*** The data ***

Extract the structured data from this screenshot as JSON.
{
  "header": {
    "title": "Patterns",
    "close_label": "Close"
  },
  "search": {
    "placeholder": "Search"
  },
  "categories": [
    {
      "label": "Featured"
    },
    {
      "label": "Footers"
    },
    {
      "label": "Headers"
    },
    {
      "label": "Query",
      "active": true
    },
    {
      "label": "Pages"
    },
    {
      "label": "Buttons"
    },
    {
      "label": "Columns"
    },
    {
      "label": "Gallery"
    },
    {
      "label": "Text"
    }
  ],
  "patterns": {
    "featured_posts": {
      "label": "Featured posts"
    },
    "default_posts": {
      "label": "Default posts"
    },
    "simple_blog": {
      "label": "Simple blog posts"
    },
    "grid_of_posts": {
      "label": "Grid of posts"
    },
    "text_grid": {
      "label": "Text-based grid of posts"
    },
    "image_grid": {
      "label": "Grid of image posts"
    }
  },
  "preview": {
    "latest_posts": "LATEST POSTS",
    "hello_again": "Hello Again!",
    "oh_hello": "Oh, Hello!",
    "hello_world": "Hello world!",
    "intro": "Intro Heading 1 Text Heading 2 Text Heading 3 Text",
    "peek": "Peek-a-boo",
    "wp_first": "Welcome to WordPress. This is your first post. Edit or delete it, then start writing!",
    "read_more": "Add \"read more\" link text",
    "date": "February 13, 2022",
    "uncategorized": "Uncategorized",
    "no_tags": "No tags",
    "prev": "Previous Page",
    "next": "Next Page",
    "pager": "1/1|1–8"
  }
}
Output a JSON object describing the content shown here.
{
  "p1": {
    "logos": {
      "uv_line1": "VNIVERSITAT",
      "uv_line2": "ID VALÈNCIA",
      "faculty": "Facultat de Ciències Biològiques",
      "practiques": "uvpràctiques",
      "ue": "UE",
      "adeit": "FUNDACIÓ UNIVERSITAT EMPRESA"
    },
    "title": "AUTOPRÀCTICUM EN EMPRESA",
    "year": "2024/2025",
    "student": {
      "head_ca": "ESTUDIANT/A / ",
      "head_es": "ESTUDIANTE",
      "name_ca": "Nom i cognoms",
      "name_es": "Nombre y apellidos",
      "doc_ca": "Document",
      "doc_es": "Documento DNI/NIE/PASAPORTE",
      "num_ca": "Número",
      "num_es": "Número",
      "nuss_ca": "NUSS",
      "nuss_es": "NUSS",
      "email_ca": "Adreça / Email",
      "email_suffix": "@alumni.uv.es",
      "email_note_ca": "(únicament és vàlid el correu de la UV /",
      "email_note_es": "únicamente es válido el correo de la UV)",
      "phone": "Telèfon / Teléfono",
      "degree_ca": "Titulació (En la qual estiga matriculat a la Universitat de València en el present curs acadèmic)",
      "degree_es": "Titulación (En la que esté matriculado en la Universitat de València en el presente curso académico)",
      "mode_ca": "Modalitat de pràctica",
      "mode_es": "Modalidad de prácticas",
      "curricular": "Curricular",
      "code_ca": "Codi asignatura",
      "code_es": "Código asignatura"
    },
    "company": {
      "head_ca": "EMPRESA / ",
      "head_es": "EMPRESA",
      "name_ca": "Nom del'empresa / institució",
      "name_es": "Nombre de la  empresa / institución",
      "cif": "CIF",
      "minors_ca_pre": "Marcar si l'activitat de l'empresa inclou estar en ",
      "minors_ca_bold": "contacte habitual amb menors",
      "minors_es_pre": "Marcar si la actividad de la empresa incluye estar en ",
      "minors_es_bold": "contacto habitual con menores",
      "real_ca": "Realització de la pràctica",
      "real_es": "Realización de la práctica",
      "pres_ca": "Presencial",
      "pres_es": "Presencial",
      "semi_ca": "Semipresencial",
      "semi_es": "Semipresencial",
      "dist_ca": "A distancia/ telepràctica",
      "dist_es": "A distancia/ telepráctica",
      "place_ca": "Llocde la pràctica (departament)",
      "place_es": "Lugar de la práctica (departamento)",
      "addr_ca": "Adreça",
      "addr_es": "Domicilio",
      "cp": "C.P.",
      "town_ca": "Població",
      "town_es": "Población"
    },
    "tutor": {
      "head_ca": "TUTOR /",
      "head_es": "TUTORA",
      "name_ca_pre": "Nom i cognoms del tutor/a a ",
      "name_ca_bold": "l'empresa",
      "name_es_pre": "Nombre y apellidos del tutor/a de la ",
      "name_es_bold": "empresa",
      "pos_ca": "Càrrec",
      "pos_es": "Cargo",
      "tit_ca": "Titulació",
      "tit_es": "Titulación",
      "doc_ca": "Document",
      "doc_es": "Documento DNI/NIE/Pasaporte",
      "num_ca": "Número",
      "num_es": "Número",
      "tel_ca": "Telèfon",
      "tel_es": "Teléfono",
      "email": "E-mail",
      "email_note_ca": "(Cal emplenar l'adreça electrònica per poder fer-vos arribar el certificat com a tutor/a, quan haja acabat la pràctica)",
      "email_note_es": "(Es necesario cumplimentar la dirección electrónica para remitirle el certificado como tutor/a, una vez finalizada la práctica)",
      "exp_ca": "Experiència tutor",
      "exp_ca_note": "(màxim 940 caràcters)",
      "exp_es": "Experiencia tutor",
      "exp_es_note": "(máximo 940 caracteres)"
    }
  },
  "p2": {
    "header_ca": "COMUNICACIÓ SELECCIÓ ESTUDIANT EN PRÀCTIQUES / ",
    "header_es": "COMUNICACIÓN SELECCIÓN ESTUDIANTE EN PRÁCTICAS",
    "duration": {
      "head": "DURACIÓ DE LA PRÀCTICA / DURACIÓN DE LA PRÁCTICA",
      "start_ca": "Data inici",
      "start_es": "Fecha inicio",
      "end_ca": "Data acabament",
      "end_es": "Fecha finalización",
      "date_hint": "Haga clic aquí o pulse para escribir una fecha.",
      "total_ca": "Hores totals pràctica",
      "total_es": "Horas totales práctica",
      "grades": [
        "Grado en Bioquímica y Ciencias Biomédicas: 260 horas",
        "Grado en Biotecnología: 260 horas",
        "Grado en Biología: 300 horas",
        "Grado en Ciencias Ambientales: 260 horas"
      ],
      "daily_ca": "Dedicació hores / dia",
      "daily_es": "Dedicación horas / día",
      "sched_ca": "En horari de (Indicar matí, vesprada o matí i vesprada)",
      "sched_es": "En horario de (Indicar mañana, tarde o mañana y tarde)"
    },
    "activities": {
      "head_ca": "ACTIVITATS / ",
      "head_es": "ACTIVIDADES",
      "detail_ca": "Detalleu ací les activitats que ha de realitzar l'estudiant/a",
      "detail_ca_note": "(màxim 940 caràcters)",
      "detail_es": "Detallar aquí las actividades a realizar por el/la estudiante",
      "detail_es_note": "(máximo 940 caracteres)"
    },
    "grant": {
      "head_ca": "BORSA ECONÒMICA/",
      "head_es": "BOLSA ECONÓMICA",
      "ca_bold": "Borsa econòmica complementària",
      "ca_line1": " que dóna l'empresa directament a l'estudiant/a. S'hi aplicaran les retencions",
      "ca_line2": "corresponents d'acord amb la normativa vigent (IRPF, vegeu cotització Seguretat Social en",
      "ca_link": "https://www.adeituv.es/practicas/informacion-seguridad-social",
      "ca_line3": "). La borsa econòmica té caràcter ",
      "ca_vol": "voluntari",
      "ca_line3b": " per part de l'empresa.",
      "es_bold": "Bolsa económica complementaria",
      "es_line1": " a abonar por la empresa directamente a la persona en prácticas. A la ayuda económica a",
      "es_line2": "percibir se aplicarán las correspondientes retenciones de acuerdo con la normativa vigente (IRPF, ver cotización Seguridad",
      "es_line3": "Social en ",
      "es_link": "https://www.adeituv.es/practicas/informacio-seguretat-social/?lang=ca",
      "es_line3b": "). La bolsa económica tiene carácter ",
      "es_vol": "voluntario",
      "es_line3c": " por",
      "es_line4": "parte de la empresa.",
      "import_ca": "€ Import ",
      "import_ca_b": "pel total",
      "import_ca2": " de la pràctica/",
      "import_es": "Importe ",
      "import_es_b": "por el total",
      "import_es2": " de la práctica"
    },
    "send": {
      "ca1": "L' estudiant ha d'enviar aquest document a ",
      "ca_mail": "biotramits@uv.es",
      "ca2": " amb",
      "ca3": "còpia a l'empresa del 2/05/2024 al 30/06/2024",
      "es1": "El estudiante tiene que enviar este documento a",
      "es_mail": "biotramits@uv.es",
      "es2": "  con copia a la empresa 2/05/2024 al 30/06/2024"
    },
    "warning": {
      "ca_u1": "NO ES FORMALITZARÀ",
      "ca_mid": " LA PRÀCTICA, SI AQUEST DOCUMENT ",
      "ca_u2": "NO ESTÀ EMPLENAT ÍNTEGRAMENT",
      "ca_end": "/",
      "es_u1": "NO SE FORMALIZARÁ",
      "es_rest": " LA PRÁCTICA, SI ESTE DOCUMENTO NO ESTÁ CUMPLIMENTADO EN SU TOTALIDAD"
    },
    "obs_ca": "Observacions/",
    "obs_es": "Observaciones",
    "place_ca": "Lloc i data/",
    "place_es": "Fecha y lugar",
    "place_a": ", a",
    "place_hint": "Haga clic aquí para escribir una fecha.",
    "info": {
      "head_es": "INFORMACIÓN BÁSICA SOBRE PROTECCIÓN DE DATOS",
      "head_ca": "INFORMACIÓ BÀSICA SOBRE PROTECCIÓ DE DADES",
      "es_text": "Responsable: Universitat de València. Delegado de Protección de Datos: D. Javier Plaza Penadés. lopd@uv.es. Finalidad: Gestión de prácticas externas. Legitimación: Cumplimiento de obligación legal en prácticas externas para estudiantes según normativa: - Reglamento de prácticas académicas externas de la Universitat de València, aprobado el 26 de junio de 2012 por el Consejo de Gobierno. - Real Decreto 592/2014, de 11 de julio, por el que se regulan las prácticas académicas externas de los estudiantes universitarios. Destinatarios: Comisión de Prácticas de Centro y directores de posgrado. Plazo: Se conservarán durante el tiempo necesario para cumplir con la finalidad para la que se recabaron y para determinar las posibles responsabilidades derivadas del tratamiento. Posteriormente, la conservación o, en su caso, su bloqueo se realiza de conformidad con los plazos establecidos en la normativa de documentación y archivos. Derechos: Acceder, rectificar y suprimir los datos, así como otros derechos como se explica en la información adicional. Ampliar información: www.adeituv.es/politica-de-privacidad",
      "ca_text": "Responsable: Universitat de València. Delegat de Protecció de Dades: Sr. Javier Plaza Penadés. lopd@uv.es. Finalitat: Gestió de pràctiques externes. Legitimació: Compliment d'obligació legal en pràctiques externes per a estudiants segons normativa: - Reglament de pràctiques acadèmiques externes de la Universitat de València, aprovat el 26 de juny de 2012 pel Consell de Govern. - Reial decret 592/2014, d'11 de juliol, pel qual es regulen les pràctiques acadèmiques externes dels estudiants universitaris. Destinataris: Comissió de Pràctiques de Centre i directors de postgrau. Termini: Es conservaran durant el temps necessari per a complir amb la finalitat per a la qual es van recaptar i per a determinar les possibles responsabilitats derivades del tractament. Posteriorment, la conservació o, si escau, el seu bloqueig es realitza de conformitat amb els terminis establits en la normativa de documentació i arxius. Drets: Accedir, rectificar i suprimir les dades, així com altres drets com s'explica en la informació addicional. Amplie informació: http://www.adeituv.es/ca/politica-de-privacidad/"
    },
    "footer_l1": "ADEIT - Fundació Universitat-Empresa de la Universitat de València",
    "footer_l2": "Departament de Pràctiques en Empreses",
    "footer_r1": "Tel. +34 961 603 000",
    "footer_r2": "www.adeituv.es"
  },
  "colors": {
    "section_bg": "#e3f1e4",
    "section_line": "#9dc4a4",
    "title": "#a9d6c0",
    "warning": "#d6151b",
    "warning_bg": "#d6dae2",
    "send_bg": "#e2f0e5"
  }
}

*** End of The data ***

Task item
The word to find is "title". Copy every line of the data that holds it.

Solution for this problem
    "title": "Patterns",
    "title": "AUTOPRÀCTICUM EN EMPRESA",
    "title": "#a9d6c0",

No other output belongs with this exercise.